However, there is now very little to distract ourselves with, no forms or meetings or training days, and so inevitably our thoughts and conversation have turned to post July 5th. Aside from wondering when our children will finally be home, and desperately hoping they’ll be here for Christmas, our biggest question has really become ‘how will we know?’

DSCF4869We are very confident in our Social Worker, she knows us really well, she has so far worked really hard on our behalf, and she is genuinely concerned with the best interests of the children looking for families. And so when she starts to bring us profiles to look at, we’re confident that all of them will be sensible, good matches for us. And so now we’re wondering ‘how will we know?!’ And if all of them will be good, sensible matches, what would make us say no to the first one we see?

Should we be waiting for a fuzzy feeling? Or holding out for a child with less ‘issues’? Should we narrow our criteria? Should we look for profiles with cute photos?! How on earth will we know?!!!

When we were looking to ‘adopt’ our cats I looked at loads of websites with photos and descriptions. Both times I knew as soon as I saw the cats that we ended up adopting, and then did everything I could to make them ours.

Adopting children is quite a lot more complex and serious than adopting cats. I don’t think we can operate the same method.

When our Social Worker asked how we’d like to go about the matching process, we said we’d like her to do all of the searching, and bring us the profiles she thought were good matches. We knew if we started looking ourselves we’d fall in love with every face we saw, and we’d talk ourselves out of our original criteria that was decided with very sensible reason. We didn’t want to risk getting attached to photos of lots of other people’s children, and we didn’t want to risk pursuing matches that would ultimately not be approved because they weren’t at all sensible.

And so if we are only going to see profiles of children that fit our criteria, and that have been selected by a professional who knows us well, understands the system and cares for the children, why would we say no?

If you’ve adopted, I’d love to know your thoughts. How did you go about the matching process? How did you finally know? Or maybe you’re in the matching process now, has it been what you expected? Please leave a comment!

 

 

“What can I get you?”

So this week we had to choose our criteria for our future children.

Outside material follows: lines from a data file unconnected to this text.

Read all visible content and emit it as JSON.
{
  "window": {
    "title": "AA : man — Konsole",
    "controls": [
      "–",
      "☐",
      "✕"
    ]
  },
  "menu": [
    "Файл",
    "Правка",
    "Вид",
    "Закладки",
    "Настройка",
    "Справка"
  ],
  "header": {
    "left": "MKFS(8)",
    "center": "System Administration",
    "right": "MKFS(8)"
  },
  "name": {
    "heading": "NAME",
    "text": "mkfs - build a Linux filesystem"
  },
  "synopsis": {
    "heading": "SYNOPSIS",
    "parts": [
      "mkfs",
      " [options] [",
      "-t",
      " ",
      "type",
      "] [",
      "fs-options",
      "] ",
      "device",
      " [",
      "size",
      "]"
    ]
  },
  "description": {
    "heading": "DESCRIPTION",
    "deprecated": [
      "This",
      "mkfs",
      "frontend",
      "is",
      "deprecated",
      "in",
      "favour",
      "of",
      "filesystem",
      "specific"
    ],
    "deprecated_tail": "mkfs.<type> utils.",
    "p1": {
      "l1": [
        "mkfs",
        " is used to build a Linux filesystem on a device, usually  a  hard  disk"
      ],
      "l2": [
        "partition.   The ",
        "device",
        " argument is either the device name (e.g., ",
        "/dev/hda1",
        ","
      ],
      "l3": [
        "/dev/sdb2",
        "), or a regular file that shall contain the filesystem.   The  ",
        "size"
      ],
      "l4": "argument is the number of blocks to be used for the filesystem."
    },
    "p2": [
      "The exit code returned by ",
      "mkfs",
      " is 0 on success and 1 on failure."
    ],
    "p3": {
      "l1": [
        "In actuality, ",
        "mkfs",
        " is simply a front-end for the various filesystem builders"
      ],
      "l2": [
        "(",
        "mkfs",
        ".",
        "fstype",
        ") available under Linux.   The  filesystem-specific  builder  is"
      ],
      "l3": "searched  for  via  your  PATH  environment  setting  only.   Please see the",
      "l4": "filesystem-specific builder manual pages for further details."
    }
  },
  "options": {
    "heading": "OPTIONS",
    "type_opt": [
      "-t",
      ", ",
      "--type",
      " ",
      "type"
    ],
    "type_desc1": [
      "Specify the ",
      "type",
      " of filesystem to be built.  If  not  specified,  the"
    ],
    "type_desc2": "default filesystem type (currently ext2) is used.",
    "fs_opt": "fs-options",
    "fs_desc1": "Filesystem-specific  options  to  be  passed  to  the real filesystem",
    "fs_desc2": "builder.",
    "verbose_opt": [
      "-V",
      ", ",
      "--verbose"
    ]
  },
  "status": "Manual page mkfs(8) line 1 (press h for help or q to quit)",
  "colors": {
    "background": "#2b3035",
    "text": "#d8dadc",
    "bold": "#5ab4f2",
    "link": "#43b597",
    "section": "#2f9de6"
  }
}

It felt a little bit like going to Subway: I’ll have a six inch Hearty Italian with tuna, NO cheese. Toasted, but with the onion on first, and then peppers and cucumber added after with a little bit of BBQ sauce, and a little bit of mayo. Yum.

When it’s children, it’s not so fun.

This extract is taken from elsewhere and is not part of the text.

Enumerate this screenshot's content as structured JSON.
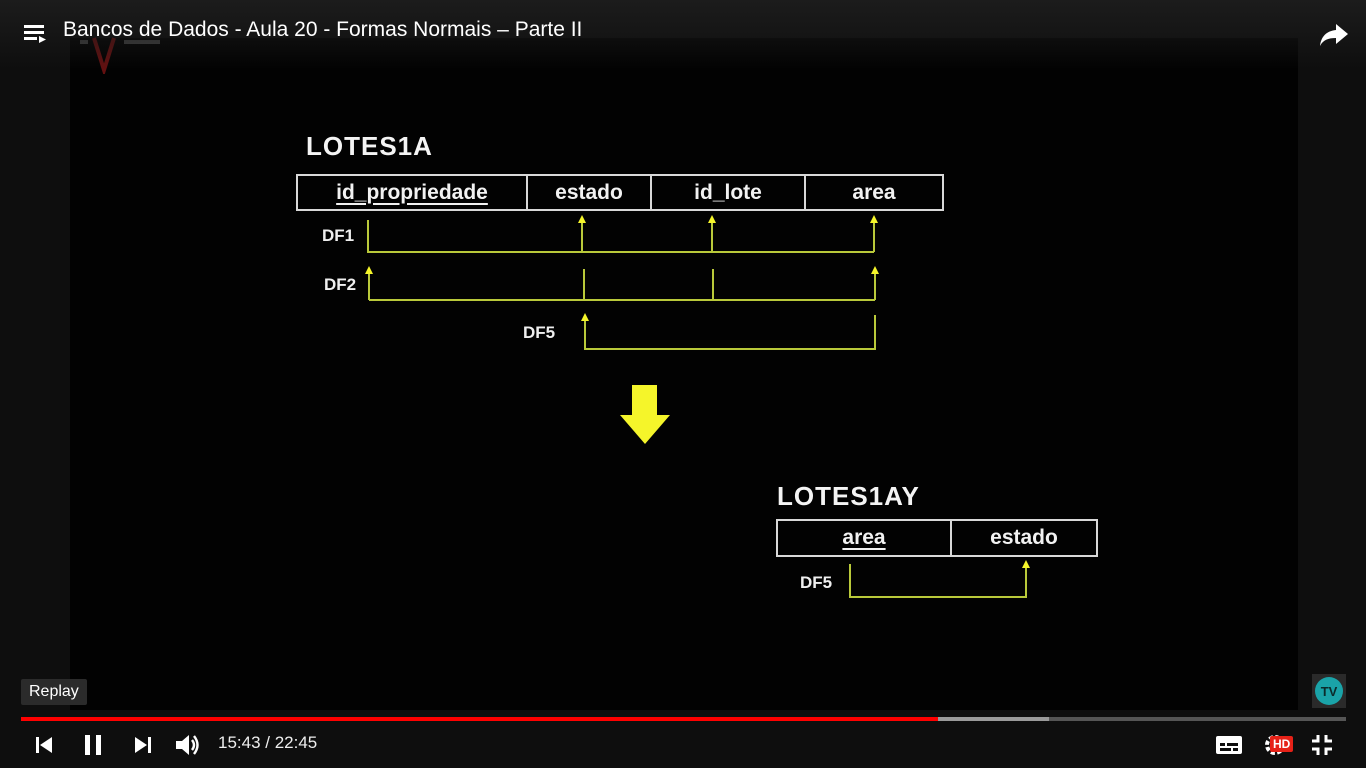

Questions like: what is your comfort level with a child who uses sexual behaviour to respond to stress? a child born of an incestuous relationship? a child with experience of physical abuse? a child who has cerebral palsy?

How can we opt to choose an ‘easy’ life, when these children never had the choice?

DSCF4741cWhat if we had a birth child born with Downs Syndrome, or Autism, or a mobility impairment, would we send them back?!

But as we filled in the forms something that the social workers have been saying all along, clicked! The adoption process is not about getting the parents the best children, it’s about finding the best families for the children.

They’re not asking us “what can we get you?” They need us to ask “What can we give you?”

Are we strong enough, equipped enough, able, to provide the love, boundaries and care that these children need? Alongside the therapeutic parenting all adopted children need? Ticking yes, yes, yes because we feel guilty saying no is NOT in the best interests of the child. These children deserve the absolute best love and support. NOT parents who are barely coping just to avoid feelings of guilt.

After a long, hard afternoon we have completed our form ready for the social worker tomorrow. We will hand it in guilt free knowing that we have not asked “what do we want?” but “what do they need?”

Not “can you meet our needs?” but “can we meet yours?”

And then we will carry on waiting, and trusting, that our children are on their way to us.